I can’t help but think of Adolf Hitler and his national socialist party. They turned everything around in Germany and made it livable for the volk in a short period of time.

Jeff
Jeff

Great article. Anyone who has lived in a big city knows this is true…especially for white people. Go to college and party and then have a couple of roommates for some years while working some cheezeball job and then party some more Thursday through Sunday. Kids are joked about and pushed off. For some this becomes a permanent reality since big city living is downwardly mobile. A crappy apartment costing close to 2 grand per month when you grow up from the roommates. A baby becomes a terror since that means more money and more savings for the comedy called college. You want to wreck a society? Just keep increasing rent and housing costs. Just keep bringing in mass amounts of immigrants and allow in foreign buyers. Q Suddenly men… Read more »

Ted
Ted

You see it all, you have all the data, the results are staring you right in the face, but do you know that this was all planned 20yrs ago by the TRIBE ? For globalism to succeed, America must FALL. The TRIBE has been working this agenda with a non-stop furor. If Whites had that same furor to assist their race in reproducing and flourishing, there would be no issues, but we Whites are alseep, lethargic, doped up, apathetic, and MSM has EVERYTHING to do with that psychological process. What we need in America are new non-Jewish-owned TV stations dedicated to waking up the public to the evil agenda of THE TRIBE. To spread the word far and wide that our country is being dispossessed by evil bloodthirsty genocidal psychopaths… Read more »

Guest
Guest

How many white working class neighborhoods cleared out by ethnic cleansing?

Jeff
Jeff

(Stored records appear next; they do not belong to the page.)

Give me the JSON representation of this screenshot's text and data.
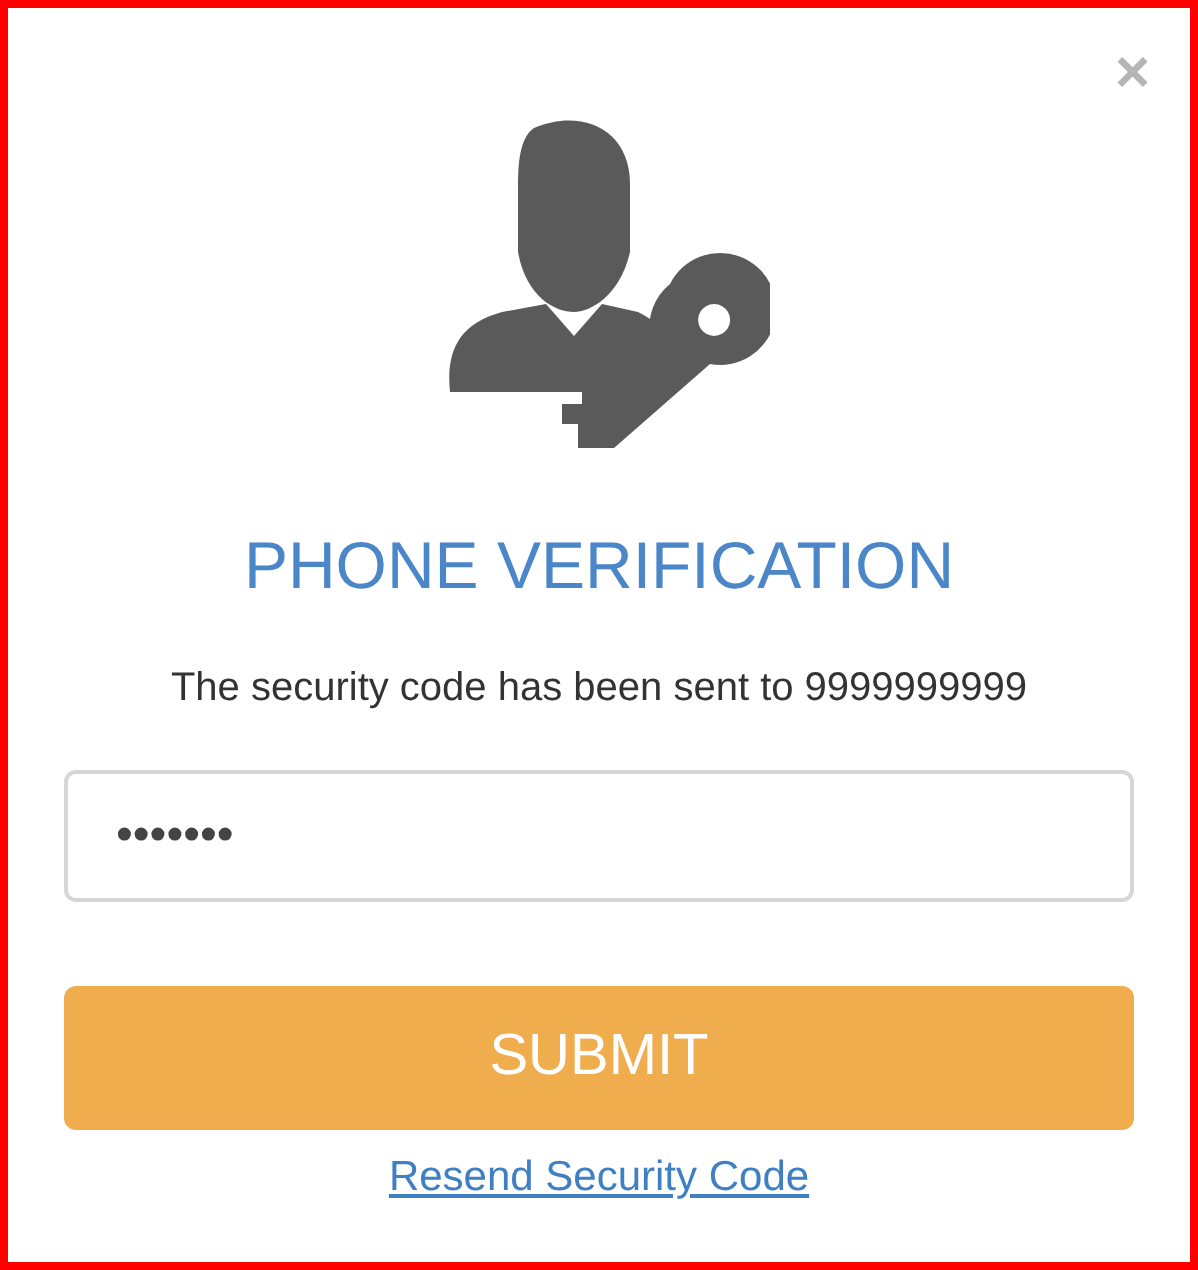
{
  "dialog": {
    "close": "×",
    "title": "PHONE VERIFICATION",
    "message": "The security code has been sent to 9999999999"
  },
  "code_field": {
    "value": "•••••••"
  },
  "submit_button": "SUBMIT",
  "resend_link": "Resend Security Code"
}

Tons. Looking at videos of all the white people with kids living in cities in the 1960s and 70s is staggering. Most all gone now or too old. Back then and even a couple of decades later, cities were very affordable and whites had no issues having kids. Now? Forget it. I laugh when Jews’ news does some story on blacks being “displaced” by gentrification. Yeah, because having dysfunction everywhere is such a great choice. Lol. Well, who da thunk it, homeys? Blacks have actually joined the never ending list of whites that have had to move out. Plus in cities there literally is no room and thus black and brown areas close to downtown of various cities are targeted by mostly Jewish developers for replacement by cucked whites and… Read more »

cc
cc

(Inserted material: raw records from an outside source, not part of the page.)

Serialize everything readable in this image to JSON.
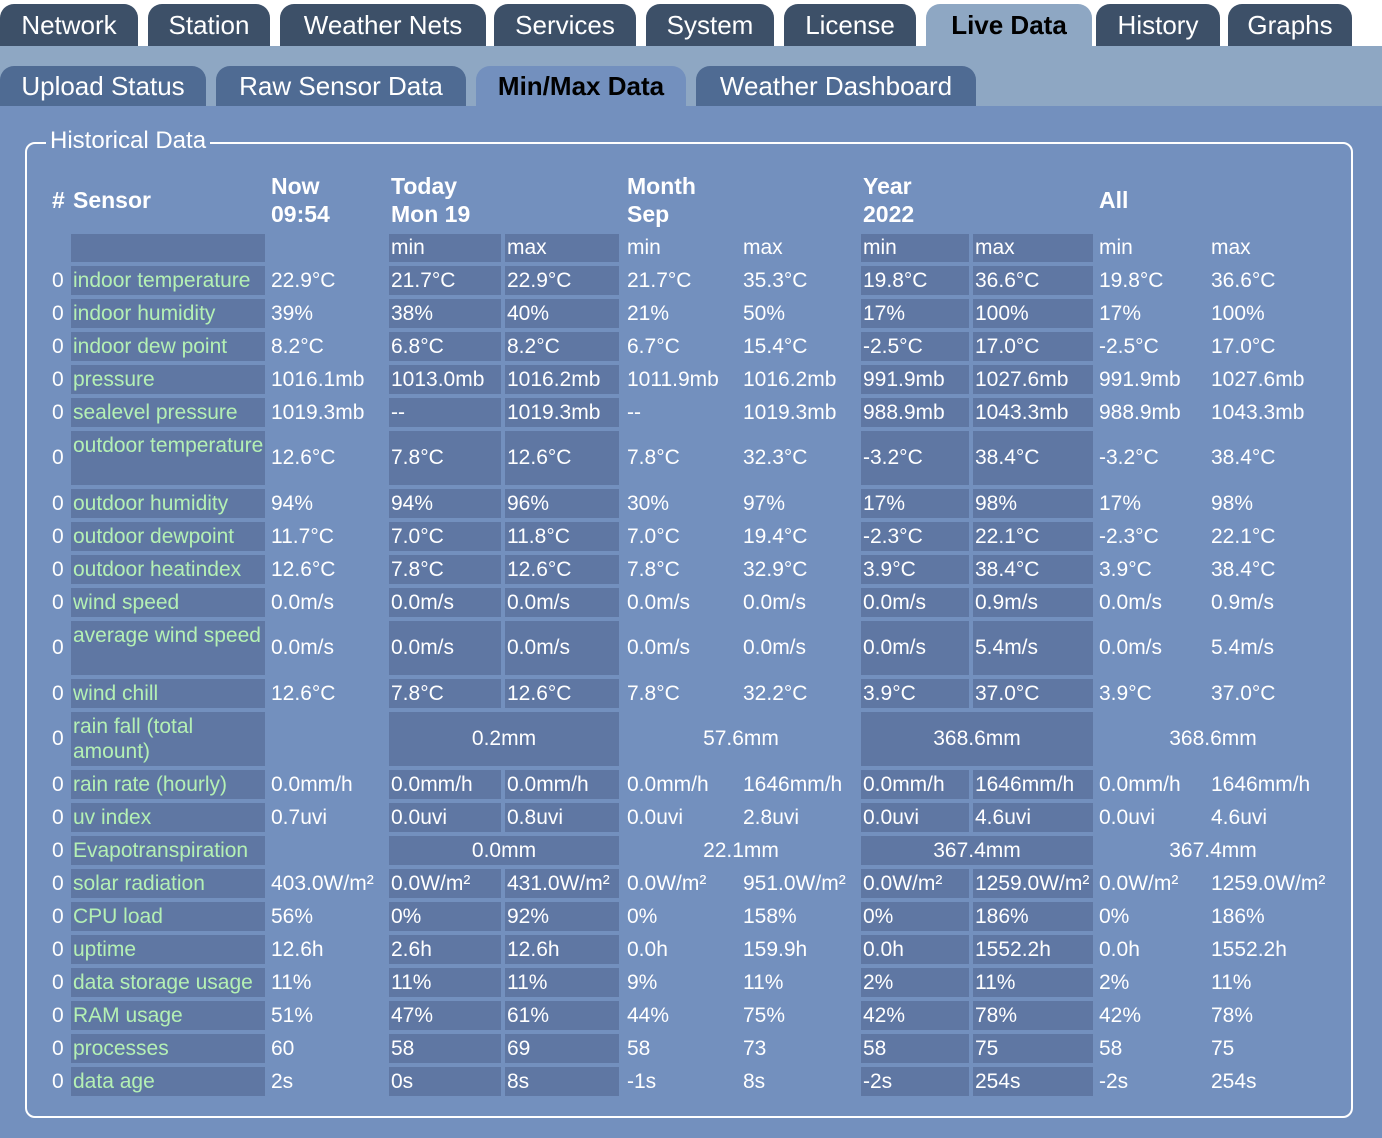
{
  "main_tabs": [
    "Network",
    "Station",
    "Weather Nets",
    "Services",
    "System",
    "License",
    "Live Data",
    "History",
    "Graphs"
  ],
  "sub_tabs": [
    "Upload Status",
    "Raw Sensor Data",
    "Min/Max Data",
    "Weather Dashboard"
  ],
  "active_main_tab": "Live Data",
  "active_sub_tab": "Min/Max Data",
  "panel_title": "Historical Data",
  "table": {
    "header_hash": "#",
    "header_sensor": "Sensor",
    "header_now": "Now\n09:54",
    "header_today": "Today\nMon 19",
    "header_month": "Month\nSep",
    "header_year": "Year\n2022",
    "header_all": "All",
    "min_label": "min",
    "max_label": "max",
    "rows": [
      {
        "num": "0",
        "label": "indoor temperature",
        "now": "22.9°C",
        "tmin": "21.7°C",
        "tmax": "22.9°C",
        "mmin": "21.7°C",
        "mmax": "35.3°C",
        "ymin": "19.8°C",
        "ymax": "36.6°C",
        "amin": "19.8°C",
        "amax": "36.6°C"
      },
      {
        "num": "0",
        "label": "indoor humidity",
        "now": "39%",
        "tmin": "38%",
        "tmax": "40%",
        "mmin": "21%",
        "mmax": "50%",
        "ymin": "17%",
        "ymax": "100%",
        "amin": "17%",
        "amax": "100%"
      },
      {
        "num": "0",
        "label": "indoor dew point",
        "now": "8.2°C",
        "tmin": "6.8°C",
        "tmax": "8.2°C",
        "mmin": "6.7°C",
        "mmax": "15.4°C",
        "ymin": "-2.5°C",
        "ymax": "17.0°C",
        "amin": "-2.5°C",
        "amax": "17.0°C"
      },
      {
        "num": "0",
        "label": "pressure",
        "now": "1016.1mb",
        "tmin": "1013.0mb",
        "tmax": "1016.2mb",
        "mmin": "1011.9mb",
        "mmax": "1016.2mb",
        "ymin": "991.9mb",
        "ymax": "1027.6mb",
        "amin": "991.9mb",
        "amax": "1027.6mb"
      },
      {
        "num": "0",
        "label": "sealevel pressure",
        "now": "1019.3mb",
        "tmin": "--",
        "tmax": "1019.3mb",
        "mmin": "--",
        "mmax": "1019.3mb",
        "ymin": "988.9mb",
        "ymax": "1043.3mb",
        "amin": "988.9mb",
        "amax": "1043.3mb"
      },
      {
        "num": "0",
        "label": "outdoor temperature",
        "now": "12.6°C",
        "tmin": "7.8°C",
        "tmax": "12.6°C",
        "mmin": "7.8°C",
        "mmax": "32.3°C",
        "ymin": "-3.2°C",
        "ymax": "38.4°C",
        "amin": "-3.2°C",
        "amax": "38.4°C"
      },
      {
        "num": "0",
        "label": "outdoor humidity",
        "now": "94%",
        "tmin": "94%",
        "tmax": "96%",
        "mmin": "30%",
        "mmax": "97%",
        "ymin": "17%",
        "ymax": "98%",
        "amin": "17%",
        "amax": "98%"
      },
      {
        "num": "0",
        "label": "outdoor dewpoint",
        "now": "11.7°C",
        "tmin": "7.0°C",
        "tmax": "11.8°C",
        "mmin": "7.0°C",
        "mmax": "19.4°C",
        "ymin": "-2.3°C",
        "ymax": "22.1°C",
        "amin": "-2.3°C",
        "amax": "22.1°C"
      },
      {
        "num": "0",
        "label": "outdoor heatindex",
        "now": "12.6°C",
        "tmin": "7.8°C",
        "tmax": "12.6°C",
        "mmin": "7.8°C",
        "mmax": "32.9°C",
        "ymin": "3.9°C",
        "ymax": "38.4°C",
        "amin": "3.9°C",
        "amax": "38.4°C"
      },
      {
        "num": "0",
        "label": "wind speed",
        "now": "0.0m/s",
        "tmin": "0.0m/s",
        "tmax": "0.0m/s",
        "mmin": "0.0m/s",
        "mmax": "0.0m/s",
        "ymin": "0.0m/s",
        "ymax": "0.9m/s",
        "amin": "0.0m/s",
        "amax": "0.9m/s"
      },
      {
        "num": "0",
        "label": "average wind speed",
        "now": "0.0m/s",
        "tmin": "0.0m/s",
        "tmax": "0.0m/s",
        "mmin": "0.0m/s",
        "mmax": "0.0m/s",
        "ymin": "0.0m/s",
        "ymax": "5.4m/s",
        "amin": "0.0m/s",
        "amax": "5.4m/s"
      },
      {
        "num": "0",
        "label": "wind chill",
        "now": "12.6°C",
        "tmin": "7.8°C",
        "tmax": "12.6°C",
        "mmin": "7.8°C",
        "mmax": "32.2°C",
        "ymin": "3.9°C",
        "ymax": "37.0°C",
        "amin": "3.9°C",
        "amax": "37.0°C"
      },
      {
        "num": "0",
        "label": "rain fall (total amount)",
        "now": "",
        "today": "0.2mm",
        "month": "57.6mm",
        "year": "368.6mm",
        "all": "368.6mm"
      },
      {
        "num": "0",
        "label": "rain rate (hourly)",
        "now": "0.0mm/h",
        "tmin": "0.0mm/h",
        "tmax": "0.0mm/h",
        "mmin": "0.0mm/h",
        "mmax": "1646mm/h",
        "ymin": "0.0mm/h",
        "ymax": "1646mm/h",
        "amin": "0.0mm/h",
        "amax": "1646mm/h"
      },
      {
        "num": "0",
        "label": "uv index",
        "now": "0.7uvi",
        "tmin": "0.0uvi",
        "tmax": "0.8uvi",
        "mmin": "0.0uvi",
        "mmax": "2.8uvi",
        "ymin": "0.0uvi",
        "ymax": "4.6uvi",
        "amin": "0.0uvi",
        "amax": "4.6uvi"
      },
      {
        "num": "0",
        "label": "Evapotranspiration",
        "now": "",
        "today": "0.0mm",
        "month": "22.1mm",
        "year": "367.4mm",
        "all": "367.4mm"
      },
      {
        "num": "0",
        "label": "solar radiation",
        "now": "403.0W/m²",
        "tmin": "0.0W/m²",
        "tmax": "431.0W/m²",
        "mmin": "0.0W/m²",
        "mmax": "951.0W/m²",
        "ymin": "0.0W/m²",
        "ymax": "1259.0W/m²",
        "amin": "0.0W/m²",
        "amax": "1259.0W/m²"
      },
      {
        "num": "0",
        "label": "CPU load",
        "now": "56%",
        "tmin": "0%",
        "tmax": "92%",
        "mmin": "0%",
        "mmax": "158%",
        "ymin": "0%",
        "ymax": "186%",
        "amin": "0%",
        "amax": "186%"
      },
      {
        "num": "0",
        "label": "uptime",
        "now": "12.6h",
        "tmin": "2.6h",
        "tmax": "12.6h",
        "mmin": "0.0h",
        "mmax": "159.9h",
        "ymin": "0.0h",
        "ymax": "1552.2h",
        "amin": "0.0h",
        "amax": "1552.2h"
      },
      {
        "num": "0",
        "label": "data storage usage",
        "now": "11%",
        "tmin": "11%",
        "tmax": "11%",
        "mmin": "9%",
        "mmax": "11%",
        "ymin": "2%",
        "ymax": "11%",
        "amin": "2%",
        "amax": "11%"
      },
      {
        "num": "0",
        "label": "RAM usage",
        "now": "51%",
        "tmin": "47%",
        "tmax": "61%",
        "mmin": "44%",
        "mmax": "75%",
        "ymin": "42%",
        "ymax": "78%",
        "amin": "42%",
        "amax": "78%"
      },
      {
        "num": "0",
        "label": "processes",
        "now": "60",
        "tmin": "58",
        "tmax": "69",
        "mmin": "58",
        "mmax": "73",
        "ymin": "58",
        "ymax": "75",
        "amin": "58",
        "amax": "75"
      },
      {
        "num": "0",
        "label": "data age",
        "now": "2s",
        "tmin": "0s",
        "tmax": "8s",
        "mmin": "-1s",
        "mmax": "8s",
        "ymin": "-2s",
        "ymax": "254s",
        "amin": "-2s",
        "amax": "254s"
      }
    ]
  },
  "colors": {
    "tab_dark": "#3d5068",
    "tab_sub": "#4f6b93",
    "content_bg": "#7390be",
    "cell_shade": "#5f77a3",
    "sensor_label": "#b4f0b4"
  }
}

Sterilizing history: Austin City Limits, the live music capital of the world, is erasing Texas history as fast as the law allows, if not faster. In April 2018 the Austin City Council renamed Robert E. Lee Road to Azie Morton Road and Jeff Davis Avenue to William Holland Avenue. The former is the first and only African-American to serve as the nation’s treasurer. Does the Austin City Council have the courage to rename the city of Austin, Burnet rd. and Lamar BLVD? Stephen F. Austin said of the Texas Revolution: “one of barbarism waged by a mongrel Spanish-Indian and negro race, against civilization and the Anglo American race.” David G. Burnet, president of the ad interim revolutionary government, wrote to Senator Henry Clay: “The causes which have led to this… Read more »

Trappist-1
Trappist-1

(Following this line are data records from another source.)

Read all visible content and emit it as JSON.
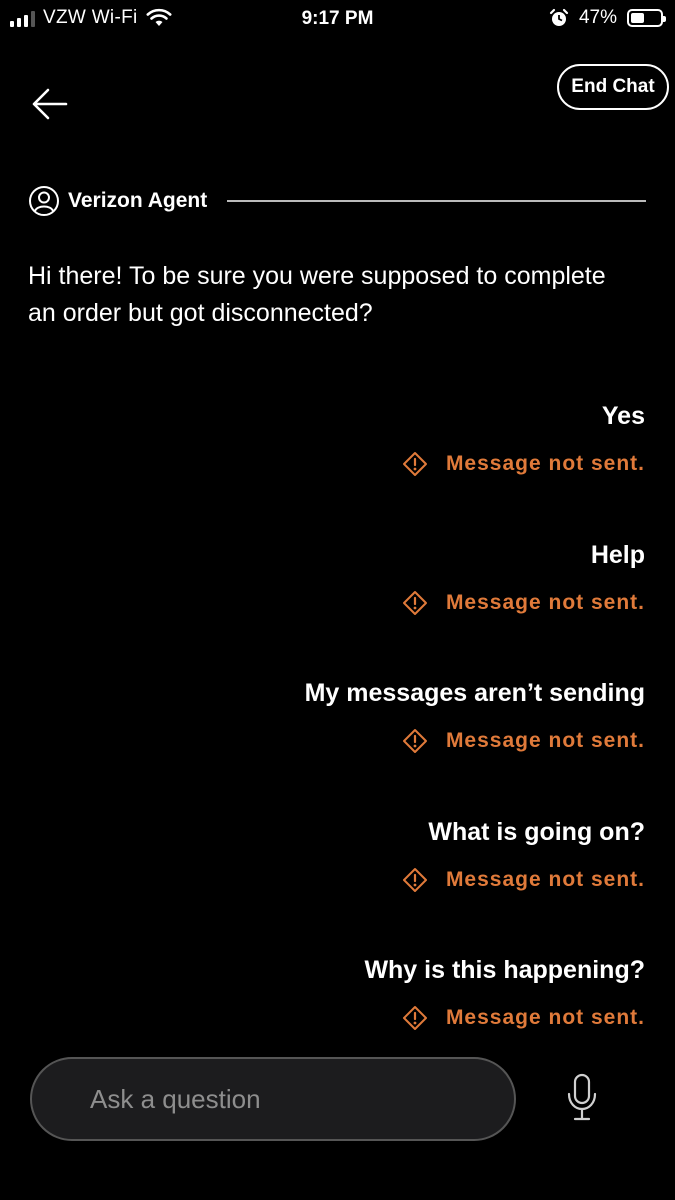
{
  "status_bar": {
    "carrier": "VZW Wi-Fi",
    "time": "9:17 PM",
    "battery_percent": "47%",
    "battery_level": 0.47,
    "icons": [
      "signal-icon",
      "wifi-icon",
      "alarm-icon",
      "battery-icon"
    ]
  },
  "header": {
    "back_icon": "back-arrow-icon",
    "end_chat_label": "End Chat"
  },
  "agent": {
    "name": "Verizon Agent",
    "icon": "user-circle-icon",
    "message": "Hi there! To be sure you were supposed to complete an order but got disconnected?"
  },
  "messages": [
    {
      "text": "Yes",
      "status": "Message not sent."
    },
    {
      "text": "Help",
      "status": "Message not sent."
    },
    {
      "text": "My messages aren’t sending",
      "status": "Message not sent."
    },
    {
      "text": "What is going on?",
      "status": "Message not sent."
    },
    {
      "text": "Why is this happening?",
      "status": "Message not sent."
    }
  ],
  "composer": {
    "placeholder": "Ask a question",
    "mic_icon": "microphone-icon"
  },
  "colors": {
    "background": "#000000",
    "error": "#e07a3a",
    "input_bg": "#1c1c1e"
  }
}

Just north of Austin is a town named “Burnet”. Pass through it all the time. Must be named after David G. Burnet.

Howard
Howard

Does anyone else find it odd that there has been so much in fertility, especially among white countries ?? I don’t want to go Alex Jones on anybody because I I detest that Israeli tool to the Max, he is a white sellout who whores himself out to the highest bidder, which in this case is the Jews, so I have no respect for Alex Jones. Nonetheless, some of his observations to seem to have a ring of truth to them, and it does make one wonder – why so much failure to have white babies being born? I think the more rational cause of infertility worldwide among all peoples of the world (oddly among the blacks they don’t seem to have much problem) and I would like to attribute… Read more »

Hans Kung
Hans Kung

HOWARD and the rest of you!!!!

How many children do you have……get busy yourself!!!

I had six and I am 75 now.
Stop whining and wondering and get busy. You can help solve this problem.
Have some white children yourself!!!
GET BUSY NOW!